Illegal, unregulated and unreported (IUU) fishing relies on low levels of onshore scrutiny, according to a new IUU fishing report.
US-based global security data analysis non-profit the Centre for Advanced Defence Studies (C4ADS) conducted the study, titled ‘Strings attached: exploring the onshore networks behind illegal, unreported and unregulated fishing’, over 15 months; identifying and analysing suspect business practices by 29 networks, comprising over 2,000 companies, believed to have engaged in IUU fishing practices. Companies investigated in the IUU fishing report were found to have established complex structures of ownership, with many vessels suspected of engaging in illegal fishing registered under the names of shell companies in jurisdictions with low levels of transparency.
Scrutiny by maritime law enforcement bodies of IUU fishing has typically focused on vessels operating at sea. C4ADS’s IUU fishing report highlights the failure of authorities to regulate or enforce onshore activity which enables illegal fishing to continue; and which is frequently linked to other illicit activity, including organised crime, human trafficking and fraud.
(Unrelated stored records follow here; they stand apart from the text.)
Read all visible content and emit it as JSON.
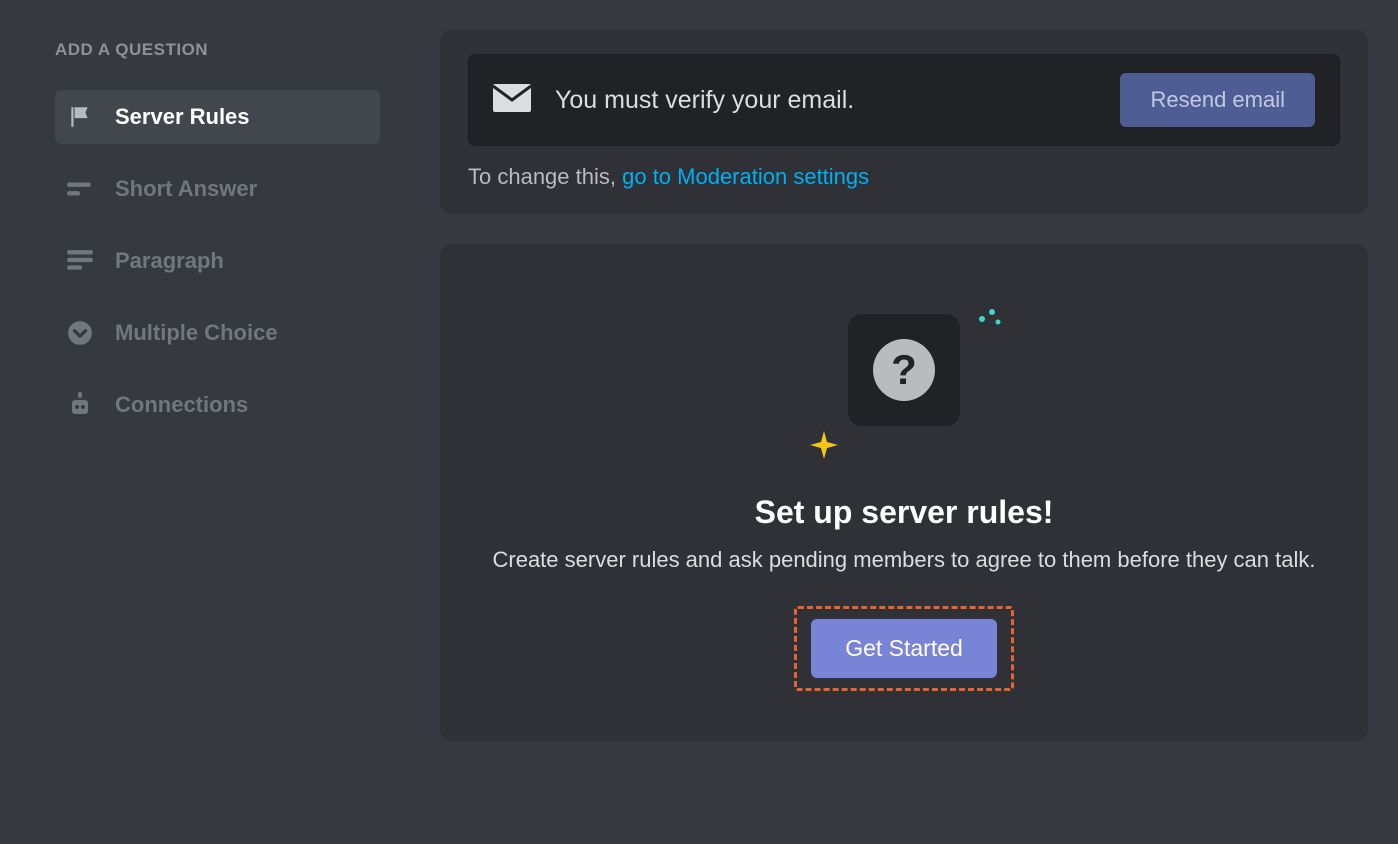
{
  "sidebar": {
    "heading": "ADD A QUESTION",
    "items": [
      {
        "label": "Server Rules",
        "icon": "flag-icon",
        "active": true
      },
      {
        "label": "Short Answer",
        "icon": "short-lines-icon",
        "active": false
      },
      {
        "label": "Paragraph",
        "icon": "paragraph-lines-icon",
        "active": false
      },
      {
        "label": "Multiple Choice",
        "icon": "chevron-circle-icon",
        "active": false
      },
      {
        "label": "Connections",
        "icon": "robot-icon",
        "active": false
      }
    ]
  },
  "verify": {
    "message": "You must verify your email.",
    "resend_label": "Resend email",
    "change_prefix": "To change this, ",
    "change_link": "go to Moderation settings"
  },
  "setup": {
    "title": "Set up server rules!",
    "description": "Create server rules and ask pending members to agree to them before they can talk.",
    "cta": "Get Started",
    "question_glyph": "?"
  }
}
The report notes: “Our investigations into IUU networks highlight the necessity of expanding the scope of enforcement action against IUU fishing and drawing attention to the transnational networks behind this activity… it is clear that enforcement needs to adopt measures to more effectively identify and understand the major facilitators that are based onshore, including non-compliant flag states, the ultimate beneficial owners of fishing vessels, and other actors exploiting the fishing sector. Without the continued support of these key actors, IUU fishing vessels at sea would have fewer opportunities to land and launder illicit catch, diminishing the associated profits.
“IUU fishing can only be adequately addressed through cross-jurisdictional investigations, laws and regulations targeting the entities behind the fishing vessels. The consequences of low transparency and a lack of accountability in the global fishing sector extend far beyond issues of sustainability. These vulnerabilities also directly facilitate the extortion of revenue from states and undermine the legitimacy of governance and the legality of the seafood supply chain around the world.”